Accident Investigation Bureau (AIB) has explained that over 90 per cent of air accidents are caused by human error.
This is derived from about 54 accident investigations carried out by the agency since 2007.
It made this known yesterday when it released the causal and contributory factors on the Chanchangi Airline aircraft accident, which occurred over 12 years ago at the Port Harcourt International Airport, Rivers State.
The AIB also released reports of other three accidents and serious incidents, which occurred between May 2011 and September 2018 in Kaduna, Abuja and Zaria.
The other three reports are the Nigerian College of Aviation Technology ( NCAT) Tampico TB-9 aircraft with registration 5N-CBJ; a Beechcraft aircraft with registration N564UZ belonging to Shoreline, and a Veteran Aviation Airline EK-74798 at the Nnamdi Azikiwe International Airport, Abuja.
In the four accidents and serious incidents released by AIB, the bureau issued nine safety recommendations, aimed at improving the system and providing crucial intervention.
Speaking at the presentation of the reports yesterday, the Commissioner of AIB, Akin Olateru, said some of the accidents and serious incidents would not happen if the operators adhered strictly to the industry standards and practices, however, said the sector had improved over the years.
On the Chanchangi Airline aircraft with the registration number: 5N-BIG which crash occurred in Port Harcourt on July 14, 2008, the report stated that the decision by the pilot to land following an unstabilised approach was the singular causal factor for the crash.
According to the report, the pilot ought to have initiated a go-around before landing the Boeing 737-282 aircraft.
AIB also identified two contributory factors to the crash, which had 47 persons on board-41 passengers, two flight crew and four flight attendants with three hours fuel in its tank.
The contributory factors, according to Olateru, were the deteriorating weather conditions with a line squall, “which prevented a diversion to the alternates and the wet runway with significant patches of standing water.”
The report did not however issue any safety recommendation on the Chanchangi Airline aircraft accident, saying all the issues, which led to the crash had been addressed by the respective bodies.
He, however, regretted that the report was coming 12 years after the crash, but attributed some challenges in the system to the delay in early release of the report.
According to him, ‘’There is no excuse to keep a report for seven years or more. As we speak, Chanchangi is gone and so if we released a safety recommendation, it will be an open item, and this is why there has to be speed in the release of accident reports.
“I cannot speak for my predecessors. All I can say is there were a lot of challenges with the workforce and procedures, and so with the help for the National Assembly and the Minister of Aviation, we have been able to temporarily solve some of these problems.”

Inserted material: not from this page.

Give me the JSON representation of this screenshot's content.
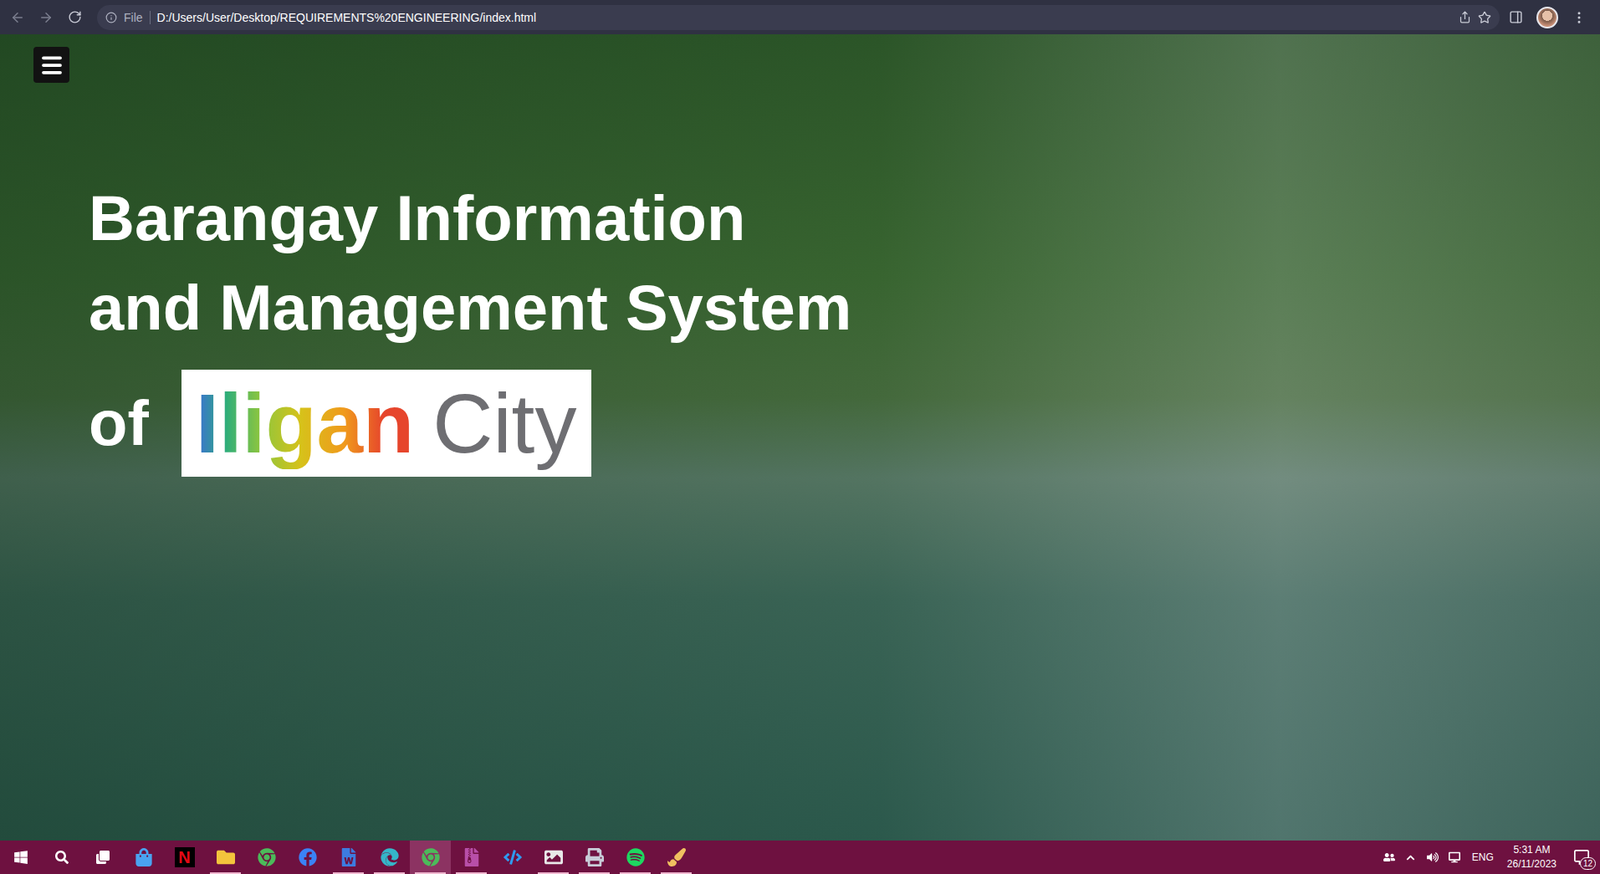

On the accident involving the Tampico TB-9 aircraft operated by the Nigerian College of Aviation Technology (NCAT) Zaria, with nationality and registration marks 5N-CBJ, AIB said late decision to initiate a go-around after touchdown resulted in loss of directional control of the aircraft after landing.
On the Beechcraft C90 aircraft with nationality and registration mark N364UZ, operated by Shoreline Energy International Limited (SEIL), the aircraft crashed on a farm land and engulfed in flames with the two occupants fatally injured.
The AIB discovered a non-adherence to approved storage procedure, calling for regulatory oversight on flight operations and maintenance of foreign registered aircraft in Nigeria.
The AIB also suggested four safety recommendations all to the Nigerian civil Aviation Authority (NCAA).
The last accident report on 747-200 aircraft penates by Veteran Avia Airlines limited EK-74798 at the Abuja Airport had as contributory factors lack of briefing by the Saudi dispatcher during pre-flight, missing runway status on Abuja ATIS information, ineffective communication between crew and ATC among others.